> [EXERCISE OBJECTIVE] From the entries below, copy every line that holds the word "Downloads".

------ THE RECORDS ------

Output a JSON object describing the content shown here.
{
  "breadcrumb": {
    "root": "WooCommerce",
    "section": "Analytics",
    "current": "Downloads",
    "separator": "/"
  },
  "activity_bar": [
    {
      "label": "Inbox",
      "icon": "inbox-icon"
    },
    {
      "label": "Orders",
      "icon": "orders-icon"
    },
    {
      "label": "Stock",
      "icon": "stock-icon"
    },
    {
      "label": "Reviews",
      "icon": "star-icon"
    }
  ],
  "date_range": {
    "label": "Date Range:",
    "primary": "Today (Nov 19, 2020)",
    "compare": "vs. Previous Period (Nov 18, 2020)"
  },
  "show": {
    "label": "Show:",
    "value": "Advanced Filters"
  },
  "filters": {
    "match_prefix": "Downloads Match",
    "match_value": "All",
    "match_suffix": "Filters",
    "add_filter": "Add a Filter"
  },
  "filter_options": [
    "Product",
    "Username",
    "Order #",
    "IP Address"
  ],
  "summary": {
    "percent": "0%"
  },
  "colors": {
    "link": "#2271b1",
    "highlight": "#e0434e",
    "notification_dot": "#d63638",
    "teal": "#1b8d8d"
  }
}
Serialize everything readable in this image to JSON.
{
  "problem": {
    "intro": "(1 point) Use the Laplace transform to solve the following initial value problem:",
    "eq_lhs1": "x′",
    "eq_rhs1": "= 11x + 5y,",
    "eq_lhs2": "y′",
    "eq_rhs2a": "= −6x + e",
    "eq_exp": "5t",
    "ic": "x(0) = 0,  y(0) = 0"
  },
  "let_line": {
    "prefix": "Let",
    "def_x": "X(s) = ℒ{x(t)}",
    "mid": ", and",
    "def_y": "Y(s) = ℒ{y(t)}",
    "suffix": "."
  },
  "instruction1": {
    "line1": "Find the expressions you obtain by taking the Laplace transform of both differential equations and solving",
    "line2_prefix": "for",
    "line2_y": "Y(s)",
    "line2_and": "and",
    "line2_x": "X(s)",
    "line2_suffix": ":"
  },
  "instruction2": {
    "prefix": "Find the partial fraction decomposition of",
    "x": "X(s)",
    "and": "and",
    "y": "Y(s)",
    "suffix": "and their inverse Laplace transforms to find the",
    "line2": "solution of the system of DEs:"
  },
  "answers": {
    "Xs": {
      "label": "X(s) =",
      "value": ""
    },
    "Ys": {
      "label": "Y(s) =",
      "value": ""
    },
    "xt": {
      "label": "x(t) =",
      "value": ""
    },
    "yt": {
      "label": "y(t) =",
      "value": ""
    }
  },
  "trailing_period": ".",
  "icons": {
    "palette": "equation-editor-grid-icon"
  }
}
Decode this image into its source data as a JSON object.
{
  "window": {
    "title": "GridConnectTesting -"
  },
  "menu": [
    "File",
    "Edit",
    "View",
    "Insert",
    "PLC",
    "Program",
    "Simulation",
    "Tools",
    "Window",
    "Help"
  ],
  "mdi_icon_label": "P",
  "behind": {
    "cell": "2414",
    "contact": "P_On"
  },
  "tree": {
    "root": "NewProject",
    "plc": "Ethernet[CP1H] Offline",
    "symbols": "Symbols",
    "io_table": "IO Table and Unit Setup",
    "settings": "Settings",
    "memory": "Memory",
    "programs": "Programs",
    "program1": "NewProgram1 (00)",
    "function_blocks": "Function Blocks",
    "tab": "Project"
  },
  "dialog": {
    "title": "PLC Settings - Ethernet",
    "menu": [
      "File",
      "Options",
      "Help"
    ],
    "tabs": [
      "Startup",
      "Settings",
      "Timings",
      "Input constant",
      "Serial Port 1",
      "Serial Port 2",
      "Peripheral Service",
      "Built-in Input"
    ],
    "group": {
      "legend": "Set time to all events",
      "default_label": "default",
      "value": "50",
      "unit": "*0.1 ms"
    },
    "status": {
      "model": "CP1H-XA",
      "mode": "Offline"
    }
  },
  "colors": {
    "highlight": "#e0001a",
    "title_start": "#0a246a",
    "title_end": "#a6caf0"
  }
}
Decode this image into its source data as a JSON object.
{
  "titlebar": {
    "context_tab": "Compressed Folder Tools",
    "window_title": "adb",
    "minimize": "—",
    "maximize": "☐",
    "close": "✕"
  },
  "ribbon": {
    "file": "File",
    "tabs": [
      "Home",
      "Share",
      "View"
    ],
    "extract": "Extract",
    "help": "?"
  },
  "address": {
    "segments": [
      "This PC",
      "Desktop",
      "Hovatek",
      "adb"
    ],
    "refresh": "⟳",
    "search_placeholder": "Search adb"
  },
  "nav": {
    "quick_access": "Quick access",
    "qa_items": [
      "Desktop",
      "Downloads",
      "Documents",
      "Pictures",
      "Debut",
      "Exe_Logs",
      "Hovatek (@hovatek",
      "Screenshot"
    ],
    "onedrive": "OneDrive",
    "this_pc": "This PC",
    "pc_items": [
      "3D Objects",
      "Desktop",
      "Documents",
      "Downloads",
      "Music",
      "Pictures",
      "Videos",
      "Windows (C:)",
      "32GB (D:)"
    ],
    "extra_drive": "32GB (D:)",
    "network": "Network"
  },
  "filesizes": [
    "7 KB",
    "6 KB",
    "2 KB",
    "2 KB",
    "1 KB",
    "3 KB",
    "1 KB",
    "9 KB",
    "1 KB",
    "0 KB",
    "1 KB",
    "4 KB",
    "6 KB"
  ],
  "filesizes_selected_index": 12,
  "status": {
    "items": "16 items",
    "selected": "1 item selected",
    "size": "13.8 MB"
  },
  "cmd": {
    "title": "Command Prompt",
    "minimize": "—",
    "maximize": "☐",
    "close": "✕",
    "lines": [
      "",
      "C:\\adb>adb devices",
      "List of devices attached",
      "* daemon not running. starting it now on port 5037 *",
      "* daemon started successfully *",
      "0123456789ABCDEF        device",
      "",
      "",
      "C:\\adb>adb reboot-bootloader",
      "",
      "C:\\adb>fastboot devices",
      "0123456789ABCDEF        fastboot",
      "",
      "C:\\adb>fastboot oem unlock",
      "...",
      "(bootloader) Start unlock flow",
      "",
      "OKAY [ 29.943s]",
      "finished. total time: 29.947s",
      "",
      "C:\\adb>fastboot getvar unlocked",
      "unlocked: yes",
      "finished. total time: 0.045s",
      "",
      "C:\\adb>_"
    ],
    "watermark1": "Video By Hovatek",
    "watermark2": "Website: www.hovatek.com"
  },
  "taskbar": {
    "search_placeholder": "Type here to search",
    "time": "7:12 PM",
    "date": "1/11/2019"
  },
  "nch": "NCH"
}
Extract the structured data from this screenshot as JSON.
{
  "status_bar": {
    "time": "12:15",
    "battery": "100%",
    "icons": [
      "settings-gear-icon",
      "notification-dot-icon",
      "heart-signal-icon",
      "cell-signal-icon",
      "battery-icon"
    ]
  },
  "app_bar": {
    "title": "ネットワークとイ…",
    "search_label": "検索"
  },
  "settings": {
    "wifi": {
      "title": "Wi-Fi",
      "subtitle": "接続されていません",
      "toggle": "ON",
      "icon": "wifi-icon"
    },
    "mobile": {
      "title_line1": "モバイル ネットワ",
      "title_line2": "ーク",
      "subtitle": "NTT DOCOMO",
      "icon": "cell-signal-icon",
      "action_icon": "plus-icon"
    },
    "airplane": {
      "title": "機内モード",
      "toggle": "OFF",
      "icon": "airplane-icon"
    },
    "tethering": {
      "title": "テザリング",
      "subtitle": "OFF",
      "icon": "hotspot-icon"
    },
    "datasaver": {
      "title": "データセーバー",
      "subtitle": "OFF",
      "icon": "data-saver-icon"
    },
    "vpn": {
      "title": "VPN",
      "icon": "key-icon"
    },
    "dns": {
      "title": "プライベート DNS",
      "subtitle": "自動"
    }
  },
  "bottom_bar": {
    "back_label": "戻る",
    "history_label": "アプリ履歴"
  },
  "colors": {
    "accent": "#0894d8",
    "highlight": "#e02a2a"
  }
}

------

> [THE COMPLETED TASK]
    "current": "Downloads",
    "match_prefix": "Downloads Match",
      "Downloads",
      "Downloads",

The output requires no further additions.